What you have to do: In the data below, find each line that contains the word "scorer" and copy it.

Dataset content:

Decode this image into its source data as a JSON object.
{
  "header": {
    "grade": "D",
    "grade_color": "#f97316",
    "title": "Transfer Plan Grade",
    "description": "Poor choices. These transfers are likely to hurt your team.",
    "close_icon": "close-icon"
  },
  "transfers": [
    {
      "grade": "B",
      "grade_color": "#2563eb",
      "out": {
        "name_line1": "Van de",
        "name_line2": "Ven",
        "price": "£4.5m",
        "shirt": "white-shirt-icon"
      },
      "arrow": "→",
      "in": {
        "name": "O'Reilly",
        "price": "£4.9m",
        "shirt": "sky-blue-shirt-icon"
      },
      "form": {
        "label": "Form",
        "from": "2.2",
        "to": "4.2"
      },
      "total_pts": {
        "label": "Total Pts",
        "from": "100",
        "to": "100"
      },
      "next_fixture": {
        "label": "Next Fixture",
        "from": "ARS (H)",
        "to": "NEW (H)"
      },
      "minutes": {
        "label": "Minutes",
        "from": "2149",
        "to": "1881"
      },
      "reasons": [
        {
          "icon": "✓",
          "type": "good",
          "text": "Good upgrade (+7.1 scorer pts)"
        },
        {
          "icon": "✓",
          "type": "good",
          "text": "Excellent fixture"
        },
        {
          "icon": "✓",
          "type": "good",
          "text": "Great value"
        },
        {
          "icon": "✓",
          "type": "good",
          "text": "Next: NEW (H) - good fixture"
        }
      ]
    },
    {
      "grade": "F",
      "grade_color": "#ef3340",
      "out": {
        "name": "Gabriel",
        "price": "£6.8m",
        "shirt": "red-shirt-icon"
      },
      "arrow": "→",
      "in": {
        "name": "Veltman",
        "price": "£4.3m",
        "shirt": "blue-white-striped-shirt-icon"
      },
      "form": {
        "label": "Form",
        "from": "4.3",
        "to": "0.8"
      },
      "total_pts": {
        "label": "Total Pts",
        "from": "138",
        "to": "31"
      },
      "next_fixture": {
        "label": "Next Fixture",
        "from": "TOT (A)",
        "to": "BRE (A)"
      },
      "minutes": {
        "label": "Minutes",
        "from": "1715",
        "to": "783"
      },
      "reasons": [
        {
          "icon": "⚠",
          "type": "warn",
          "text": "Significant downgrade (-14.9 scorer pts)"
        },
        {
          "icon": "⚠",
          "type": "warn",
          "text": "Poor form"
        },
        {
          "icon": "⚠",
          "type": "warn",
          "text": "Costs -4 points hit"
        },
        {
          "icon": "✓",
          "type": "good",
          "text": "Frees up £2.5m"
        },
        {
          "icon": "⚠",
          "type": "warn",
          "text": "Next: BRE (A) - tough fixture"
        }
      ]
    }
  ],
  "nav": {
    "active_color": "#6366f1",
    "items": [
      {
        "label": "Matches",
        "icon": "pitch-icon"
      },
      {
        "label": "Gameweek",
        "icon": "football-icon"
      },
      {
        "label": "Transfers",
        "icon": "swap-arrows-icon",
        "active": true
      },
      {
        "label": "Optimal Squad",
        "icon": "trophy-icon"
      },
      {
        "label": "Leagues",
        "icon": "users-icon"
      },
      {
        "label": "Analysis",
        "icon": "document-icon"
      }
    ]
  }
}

Solution to this exercise:
          "text": "Good upgrade (+7.1 scorer pts)"
          "text": "Significant downgrade (-14.9 scorer pts)"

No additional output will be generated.